Thanks to MLS Trash Can for the pictures. Descriptions by me.
Seriously, an agent who can't manage to market a property with quality photographs should have their license suspended on principle alone.
You're being perpetually judged.
97% of respondents interviewed 3 or more Agents. 50% interviewed 6 or more Agents. Consumers are getting more and more finicky about who they hire. Agents better step up how they present themselves. Better have an impressive resume and a killer suit = a slick engaging blogsite & robust IDX solution.
Here's a scary thought (depending on who you are):
Consumers are lurking on your blog, stalking your FaceBook page, following your Twitter stream, viewing your Flickr account, reading your answers on Trulia, Zillow & ActiveRain, evaluating your IDX, the quality of your multi-media marketing, processing how you engage comment threads and otherwise perpetually judging you under the cloak of anonymity.
How are you representing yourself in public and when you don't think anyone is looking?

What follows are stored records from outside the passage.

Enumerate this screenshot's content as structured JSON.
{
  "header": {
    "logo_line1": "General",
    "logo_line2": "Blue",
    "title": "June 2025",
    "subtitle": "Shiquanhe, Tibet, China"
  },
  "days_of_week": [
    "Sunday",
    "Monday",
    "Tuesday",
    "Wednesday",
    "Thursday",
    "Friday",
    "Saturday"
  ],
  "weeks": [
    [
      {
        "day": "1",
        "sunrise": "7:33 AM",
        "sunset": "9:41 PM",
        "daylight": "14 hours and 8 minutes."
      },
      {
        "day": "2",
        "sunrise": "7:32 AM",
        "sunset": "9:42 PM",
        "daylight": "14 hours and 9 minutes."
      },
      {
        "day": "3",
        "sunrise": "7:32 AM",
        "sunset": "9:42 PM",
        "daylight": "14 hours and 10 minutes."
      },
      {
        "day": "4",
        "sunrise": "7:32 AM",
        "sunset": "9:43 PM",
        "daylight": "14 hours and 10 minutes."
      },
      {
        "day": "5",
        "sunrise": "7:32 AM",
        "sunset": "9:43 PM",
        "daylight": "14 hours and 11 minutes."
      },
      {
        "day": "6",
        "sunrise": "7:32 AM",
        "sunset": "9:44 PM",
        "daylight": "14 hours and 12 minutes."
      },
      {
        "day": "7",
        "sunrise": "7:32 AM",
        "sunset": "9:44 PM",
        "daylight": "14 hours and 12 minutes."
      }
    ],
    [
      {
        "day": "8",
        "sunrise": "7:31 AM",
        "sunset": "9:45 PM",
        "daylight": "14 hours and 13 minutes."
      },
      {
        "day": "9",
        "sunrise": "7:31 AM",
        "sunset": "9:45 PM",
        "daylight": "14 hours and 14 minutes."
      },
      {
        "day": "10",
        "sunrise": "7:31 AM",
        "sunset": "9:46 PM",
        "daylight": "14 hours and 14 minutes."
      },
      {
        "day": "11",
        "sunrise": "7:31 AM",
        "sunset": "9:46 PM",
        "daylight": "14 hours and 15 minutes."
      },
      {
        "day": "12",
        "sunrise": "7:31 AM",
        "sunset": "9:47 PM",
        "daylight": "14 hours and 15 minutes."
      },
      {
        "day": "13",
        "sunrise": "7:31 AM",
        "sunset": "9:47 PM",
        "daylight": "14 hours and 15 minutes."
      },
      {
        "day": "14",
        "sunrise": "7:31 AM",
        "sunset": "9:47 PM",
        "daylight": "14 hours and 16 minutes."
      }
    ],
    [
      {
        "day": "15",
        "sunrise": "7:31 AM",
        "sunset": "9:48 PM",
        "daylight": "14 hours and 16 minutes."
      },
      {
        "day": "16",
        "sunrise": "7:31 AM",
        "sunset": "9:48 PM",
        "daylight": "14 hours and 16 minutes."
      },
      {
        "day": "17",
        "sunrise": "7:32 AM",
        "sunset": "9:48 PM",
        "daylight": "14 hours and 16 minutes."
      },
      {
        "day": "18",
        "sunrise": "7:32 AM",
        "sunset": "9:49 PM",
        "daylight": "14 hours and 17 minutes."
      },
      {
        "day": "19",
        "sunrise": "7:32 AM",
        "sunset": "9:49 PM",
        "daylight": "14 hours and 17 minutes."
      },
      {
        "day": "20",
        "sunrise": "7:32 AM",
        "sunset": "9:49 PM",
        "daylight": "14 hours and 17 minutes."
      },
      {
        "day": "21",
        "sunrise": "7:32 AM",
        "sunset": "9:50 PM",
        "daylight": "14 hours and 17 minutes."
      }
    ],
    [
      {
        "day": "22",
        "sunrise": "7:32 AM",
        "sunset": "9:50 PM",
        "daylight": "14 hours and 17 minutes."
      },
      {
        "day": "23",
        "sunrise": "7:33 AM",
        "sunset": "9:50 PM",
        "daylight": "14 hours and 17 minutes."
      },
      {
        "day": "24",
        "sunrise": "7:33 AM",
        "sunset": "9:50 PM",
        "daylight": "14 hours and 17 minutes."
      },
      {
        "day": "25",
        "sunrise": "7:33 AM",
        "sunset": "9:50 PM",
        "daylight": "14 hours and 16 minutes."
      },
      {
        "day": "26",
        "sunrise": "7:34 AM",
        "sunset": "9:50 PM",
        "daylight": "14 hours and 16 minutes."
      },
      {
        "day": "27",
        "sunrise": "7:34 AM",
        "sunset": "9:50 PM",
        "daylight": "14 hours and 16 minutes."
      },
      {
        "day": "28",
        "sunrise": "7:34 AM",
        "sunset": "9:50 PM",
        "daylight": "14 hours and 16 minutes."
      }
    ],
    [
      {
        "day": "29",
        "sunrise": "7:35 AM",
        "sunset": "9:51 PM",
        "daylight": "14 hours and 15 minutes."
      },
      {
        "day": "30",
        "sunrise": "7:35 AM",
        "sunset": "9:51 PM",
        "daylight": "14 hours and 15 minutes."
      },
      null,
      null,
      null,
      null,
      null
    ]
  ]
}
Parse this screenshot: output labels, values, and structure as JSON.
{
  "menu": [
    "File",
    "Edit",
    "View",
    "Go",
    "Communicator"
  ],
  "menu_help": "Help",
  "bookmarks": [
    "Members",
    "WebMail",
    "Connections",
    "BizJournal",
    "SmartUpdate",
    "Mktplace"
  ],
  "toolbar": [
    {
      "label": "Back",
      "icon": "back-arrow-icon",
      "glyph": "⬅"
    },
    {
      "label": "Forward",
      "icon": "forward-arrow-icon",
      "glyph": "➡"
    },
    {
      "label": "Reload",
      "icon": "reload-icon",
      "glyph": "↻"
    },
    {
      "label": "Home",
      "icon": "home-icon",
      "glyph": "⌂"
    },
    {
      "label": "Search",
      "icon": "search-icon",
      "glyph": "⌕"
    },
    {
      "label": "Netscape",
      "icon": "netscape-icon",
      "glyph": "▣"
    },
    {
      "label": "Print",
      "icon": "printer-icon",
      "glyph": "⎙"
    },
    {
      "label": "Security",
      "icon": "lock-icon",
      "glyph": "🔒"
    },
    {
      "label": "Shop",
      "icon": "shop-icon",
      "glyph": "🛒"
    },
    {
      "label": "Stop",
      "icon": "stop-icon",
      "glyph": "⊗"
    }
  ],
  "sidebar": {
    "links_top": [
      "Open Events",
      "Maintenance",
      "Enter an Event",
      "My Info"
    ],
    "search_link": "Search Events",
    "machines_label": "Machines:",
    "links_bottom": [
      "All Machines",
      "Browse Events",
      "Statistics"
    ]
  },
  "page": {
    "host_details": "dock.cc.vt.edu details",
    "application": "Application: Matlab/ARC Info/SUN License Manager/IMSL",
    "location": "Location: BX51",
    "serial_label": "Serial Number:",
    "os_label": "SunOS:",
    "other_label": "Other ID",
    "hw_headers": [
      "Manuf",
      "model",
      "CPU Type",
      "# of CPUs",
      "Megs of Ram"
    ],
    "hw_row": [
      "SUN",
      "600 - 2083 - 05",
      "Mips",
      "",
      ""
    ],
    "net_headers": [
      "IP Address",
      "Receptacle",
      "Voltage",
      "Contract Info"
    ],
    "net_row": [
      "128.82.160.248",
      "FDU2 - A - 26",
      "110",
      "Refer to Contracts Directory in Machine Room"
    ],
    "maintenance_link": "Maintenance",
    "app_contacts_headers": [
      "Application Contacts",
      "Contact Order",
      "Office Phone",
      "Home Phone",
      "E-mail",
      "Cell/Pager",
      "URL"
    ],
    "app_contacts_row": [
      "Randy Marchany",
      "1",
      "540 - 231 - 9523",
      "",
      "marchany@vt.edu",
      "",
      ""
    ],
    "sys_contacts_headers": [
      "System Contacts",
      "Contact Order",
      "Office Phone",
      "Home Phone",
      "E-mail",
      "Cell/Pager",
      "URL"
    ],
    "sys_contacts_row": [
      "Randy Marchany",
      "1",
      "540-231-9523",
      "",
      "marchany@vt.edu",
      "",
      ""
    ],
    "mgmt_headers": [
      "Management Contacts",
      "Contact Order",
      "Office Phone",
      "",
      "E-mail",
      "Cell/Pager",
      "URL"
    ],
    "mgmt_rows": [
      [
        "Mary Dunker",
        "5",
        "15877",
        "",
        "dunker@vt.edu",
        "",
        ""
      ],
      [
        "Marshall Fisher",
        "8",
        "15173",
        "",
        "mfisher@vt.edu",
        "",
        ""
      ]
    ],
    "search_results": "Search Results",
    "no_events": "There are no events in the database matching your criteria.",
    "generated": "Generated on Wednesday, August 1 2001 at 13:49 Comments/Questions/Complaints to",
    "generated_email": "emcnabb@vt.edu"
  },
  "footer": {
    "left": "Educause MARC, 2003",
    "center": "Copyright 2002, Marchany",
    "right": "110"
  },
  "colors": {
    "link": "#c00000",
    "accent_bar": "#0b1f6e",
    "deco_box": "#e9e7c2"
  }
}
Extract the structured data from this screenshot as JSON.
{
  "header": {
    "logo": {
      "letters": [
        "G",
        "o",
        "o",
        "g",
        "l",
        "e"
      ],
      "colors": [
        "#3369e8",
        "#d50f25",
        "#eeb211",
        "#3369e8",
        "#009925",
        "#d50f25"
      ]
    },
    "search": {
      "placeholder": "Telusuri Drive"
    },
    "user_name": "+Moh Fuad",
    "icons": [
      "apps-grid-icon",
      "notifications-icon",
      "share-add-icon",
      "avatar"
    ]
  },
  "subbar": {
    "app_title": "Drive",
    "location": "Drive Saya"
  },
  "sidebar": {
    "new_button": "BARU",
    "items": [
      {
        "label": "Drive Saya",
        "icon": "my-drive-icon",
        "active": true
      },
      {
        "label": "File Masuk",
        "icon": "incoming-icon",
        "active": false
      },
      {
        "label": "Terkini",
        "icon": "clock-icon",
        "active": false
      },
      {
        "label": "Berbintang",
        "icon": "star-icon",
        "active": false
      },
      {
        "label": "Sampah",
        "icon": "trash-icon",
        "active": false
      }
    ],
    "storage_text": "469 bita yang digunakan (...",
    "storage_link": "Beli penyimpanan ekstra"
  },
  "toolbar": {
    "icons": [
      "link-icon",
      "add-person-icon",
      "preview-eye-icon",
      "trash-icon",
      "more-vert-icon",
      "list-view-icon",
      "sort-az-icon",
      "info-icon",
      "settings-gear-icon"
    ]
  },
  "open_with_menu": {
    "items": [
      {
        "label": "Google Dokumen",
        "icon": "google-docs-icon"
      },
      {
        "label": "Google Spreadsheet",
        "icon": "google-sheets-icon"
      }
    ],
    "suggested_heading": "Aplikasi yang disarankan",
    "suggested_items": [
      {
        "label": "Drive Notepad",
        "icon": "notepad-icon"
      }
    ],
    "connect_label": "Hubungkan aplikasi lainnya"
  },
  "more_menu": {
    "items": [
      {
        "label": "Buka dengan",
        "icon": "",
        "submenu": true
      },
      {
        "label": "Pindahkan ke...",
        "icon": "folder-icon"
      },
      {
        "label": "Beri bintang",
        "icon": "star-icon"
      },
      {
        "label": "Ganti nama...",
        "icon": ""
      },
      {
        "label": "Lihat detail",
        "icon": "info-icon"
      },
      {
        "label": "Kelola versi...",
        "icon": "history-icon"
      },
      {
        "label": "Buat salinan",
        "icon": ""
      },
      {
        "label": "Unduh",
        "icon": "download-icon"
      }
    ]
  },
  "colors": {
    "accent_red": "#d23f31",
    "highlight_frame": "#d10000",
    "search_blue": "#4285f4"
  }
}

The silver lining in this post could be that 'The Bar' is so low in a consumers eyes, those Agents willing to set aside their perceptions and confront reality are in a great position to capture some huge marketshare. Take this information and use it to your advantage rather than deny its validity.
Many Agents are out there cleaning up despite this 'depressing' market...Find them, reach out to them, study their successes...I find the most successful people in life are more than willing to share their successes and help others get there too. Reciprocity is still live and well...
To hear more, check out this interview with Tim Harris…